We’ve already praised the virtues of the gut microbiome. Not only is that balanced ecosystem of 100 trillion bacteria essential to digesting our food, but it also accounts for 70% of our immune system, creating a defense against pathogens and infections.
So it makes sense, then, that how we feed our microbiome is crucial. That’s where prebiotics and probiotics come into play. Sure they sound alike and they work together, but the two are very different and today we’re breaking down their symbiotic relationship:
In a nutshell, prebiotics are food for probiotics. They make their way through our bodies, but since our digestive tracts can’t break them down, they get consumed by probiotics, encouraging the growth of existing and new beneficial gut bacteria.
You can find prebiotics in plenty of staple produce, like asparagus, garlic, barley, and bananas, but Routine chose inulin fiber, a prebiotic found naturally in chicory root. Studies have shown that this particular prebiotic—also found in leeks, onion, oats, and other foods—is one of the most effective prebiotics. Inulin has been proven to increase stool frequency for those who need it and alleviate gastrointestinal issues.
On the other side of the equation, probiotics are live microorganisms, most commonly those in the Lactobacillus and Bifidobacterium genera (plural of genus). You can find them in food (kimchi, yogurt, etc.), in supplements (Routine!), and even in skincare products. But not all probiotics are created equally—some may regulate digestion, others might prioritize balance in the reproductive system, and others may be immunity boosters. (Look to the genus, species, and strain name to decode which probiotic you’re actually getting.)
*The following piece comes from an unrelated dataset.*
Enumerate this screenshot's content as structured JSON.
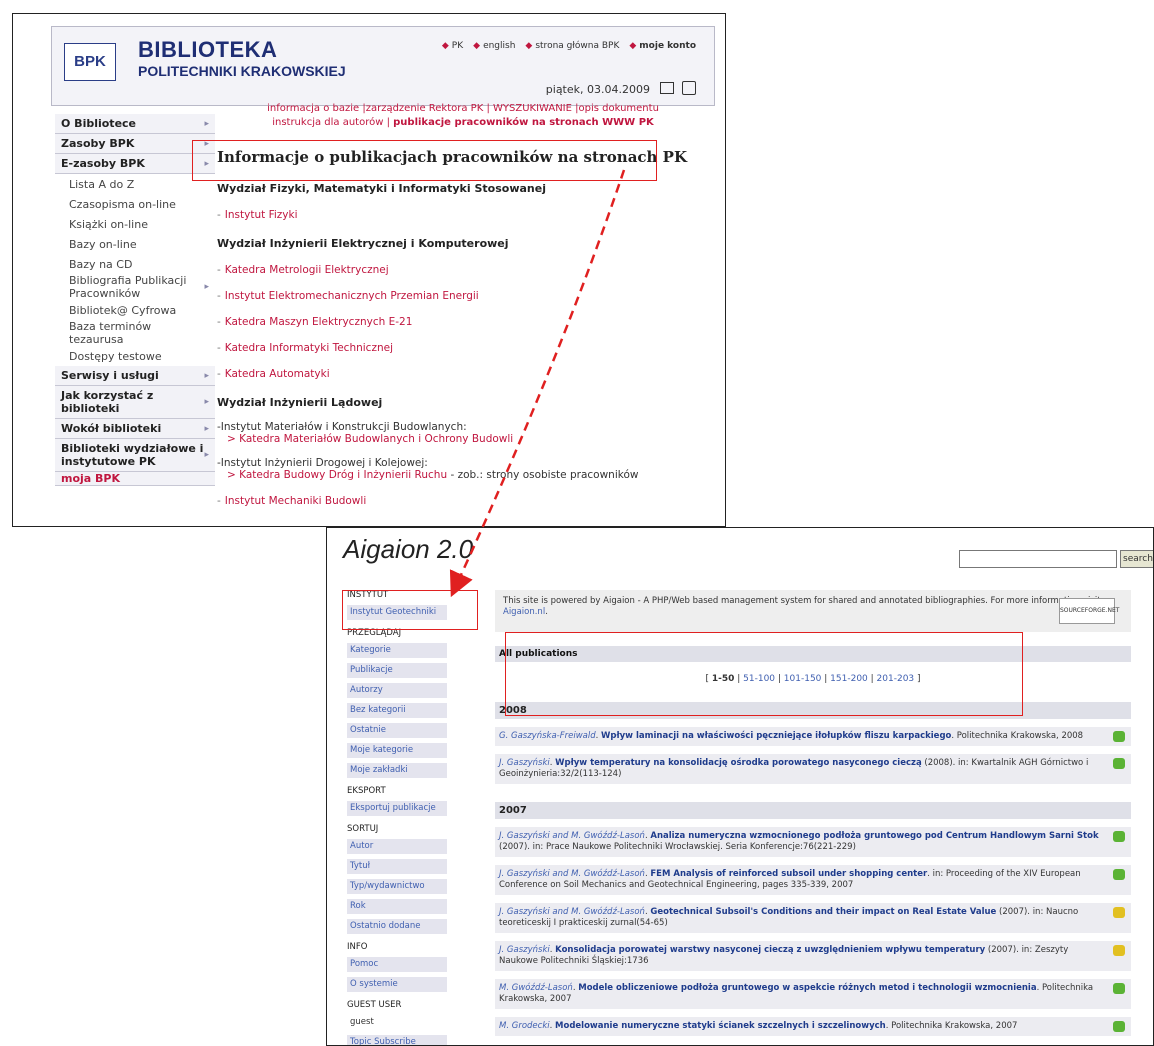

It’s also important to note that more strains, or CFU, isn’t always better. We took a less is more approach for Routine, selecting only the highest quality strains with clinically backed results. It’s not about stuffing as much as we can into the capsules and onto the bottle label. It’s about giving you only what you need with the science to back up the benefits.